Chad Elias
February 2014


This tactical media practice parallels artists’ own radical aspirations to use video as a means to address new audiences. As the art historian Benjamin Buchloh argues, primarily in reference to video art of the 1970s and 1980s, the use of the technology was linked to a desire ‘to produce a language of critique and resistance, to represent the interests of audiences subjected to the totalitarianism of the television industry, and to interfere within the elusive isolationism of high-cultural privileges’. Benjamin H.D. Buchloh, ‘From Gadget Video to Agit Video: Some Notes on Four Recent Video Works’ Art Journal, vol.45, no.3, Fall 1985, pp.217–27.
Nicholas Bourriaud, ‘Postproduction: Culture as Screenplay: How Art Reprograms the World,’ New York 2002, pp.13, 17.
Ibid, p.13.
Sigmund Freud defined ‘identification’ not simply as imitation of an other but as a process of what he calls ‘assimilation’ derived from an unconscious wish. Psychoanalysts Jean Laplanche and Jean-Bertrand Pontalis give the example of the agoraphobic who identifies unconsciously with a ‘streetwalker’. In this case, the patient’s ‘symptom [agoraphobia] is a defence against this identification and against the sexual wish that it presupposes’. See ‘Identification’ in Jean Laplanche and Jean-Bertrand Pontalis, The Language of Psychoanalysis, London 1973, p.205.
Mroué 2009, p.15.
Ibid., p.17.

How to cite

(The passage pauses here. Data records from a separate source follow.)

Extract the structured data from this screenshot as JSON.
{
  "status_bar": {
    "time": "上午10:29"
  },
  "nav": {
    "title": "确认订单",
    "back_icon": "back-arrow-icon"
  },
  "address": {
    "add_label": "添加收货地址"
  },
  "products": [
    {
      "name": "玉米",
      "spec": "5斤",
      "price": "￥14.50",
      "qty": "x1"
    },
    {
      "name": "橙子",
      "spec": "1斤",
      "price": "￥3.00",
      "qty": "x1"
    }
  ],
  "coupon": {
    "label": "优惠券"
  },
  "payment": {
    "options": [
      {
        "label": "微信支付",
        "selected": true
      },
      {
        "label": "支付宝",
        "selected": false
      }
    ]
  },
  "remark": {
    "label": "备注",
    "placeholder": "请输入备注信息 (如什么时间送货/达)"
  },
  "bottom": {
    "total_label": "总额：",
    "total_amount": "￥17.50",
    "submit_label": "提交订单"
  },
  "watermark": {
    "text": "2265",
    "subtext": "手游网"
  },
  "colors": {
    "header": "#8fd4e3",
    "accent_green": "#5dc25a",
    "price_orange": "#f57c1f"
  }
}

Chad Elias, ‘Postscript: The Digital Afterlife in Mroué’s Artistic Works’, February 2014, in Chad Elias (ed.), In Focus: 'On Three Posters' 2004 by Rabih Mroué, Tate Research Publication, February 2014,, accessed 25 February 2024.